Alternatively, you can ask a barrister who deals with clients directly and with no solicitor being involved as well – many do – to advise on the same basis.
You can source one on the internet by searching for ‘direct access landlord and tenant barrister’.
This advice from a solicitor or barrister should not cost an arm and a leg, but do get a quote first.
Should the expense be beyond the means of the group then some advice should be obtainable free from Citizens Advice or other advice agency or law centre.
If the challenge is to be pursued, it would be better for that to be done through your own tribunal application rather than have the landlord sue you in the county court. That is due to a clause in the lease about the landlord being able to charge you up for the costs of enforcing payment of the service charge.
However, the lease wording might arguably entitle the landlord, win or lose, to add its costs of opposing a tribunal case to its service charges to be contributed to by all tenants. You can apply to the tribunal on behalf of yourself and co-tenants to order that the landlord be prevented from doing so.
Should the agents threaten to tell your mortgage lender that you owe what has been demanded and that the landlord will forfeit your lease if they do not settle on your behalf and add the bill to your account, tell the lender not to pay and that you are making a tribunal challenge and why so.

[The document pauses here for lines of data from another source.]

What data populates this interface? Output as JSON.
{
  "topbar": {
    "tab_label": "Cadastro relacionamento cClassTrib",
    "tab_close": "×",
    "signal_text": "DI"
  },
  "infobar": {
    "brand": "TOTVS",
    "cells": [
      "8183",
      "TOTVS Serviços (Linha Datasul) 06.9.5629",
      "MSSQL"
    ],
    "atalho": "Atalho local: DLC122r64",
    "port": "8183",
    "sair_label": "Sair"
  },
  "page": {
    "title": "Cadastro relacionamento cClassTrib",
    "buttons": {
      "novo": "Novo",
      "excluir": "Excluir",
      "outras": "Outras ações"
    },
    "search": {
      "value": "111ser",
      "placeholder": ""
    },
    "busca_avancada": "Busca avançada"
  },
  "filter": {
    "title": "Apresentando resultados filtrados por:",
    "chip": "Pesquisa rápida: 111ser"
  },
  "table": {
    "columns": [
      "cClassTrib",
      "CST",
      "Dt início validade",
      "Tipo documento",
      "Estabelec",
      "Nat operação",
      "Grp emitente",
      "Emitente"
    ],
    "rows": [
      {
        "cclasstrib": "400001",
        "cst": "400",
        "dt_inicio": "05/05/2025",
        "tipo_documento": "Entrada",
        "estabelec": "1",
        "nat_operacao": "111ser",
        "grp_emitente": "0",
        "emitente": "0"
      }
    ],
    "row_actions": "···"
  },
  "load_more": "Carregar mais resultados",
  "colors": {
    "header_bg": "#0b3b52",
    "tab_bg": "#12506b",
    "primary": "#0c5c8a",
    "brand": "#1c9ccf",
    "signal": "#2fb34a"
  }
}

Stephen Gold is an ex-judge and author of ‘The Return of Breaking Law’ published by Bath Publishing. For more on service charges, go to breakinglaw.co.uk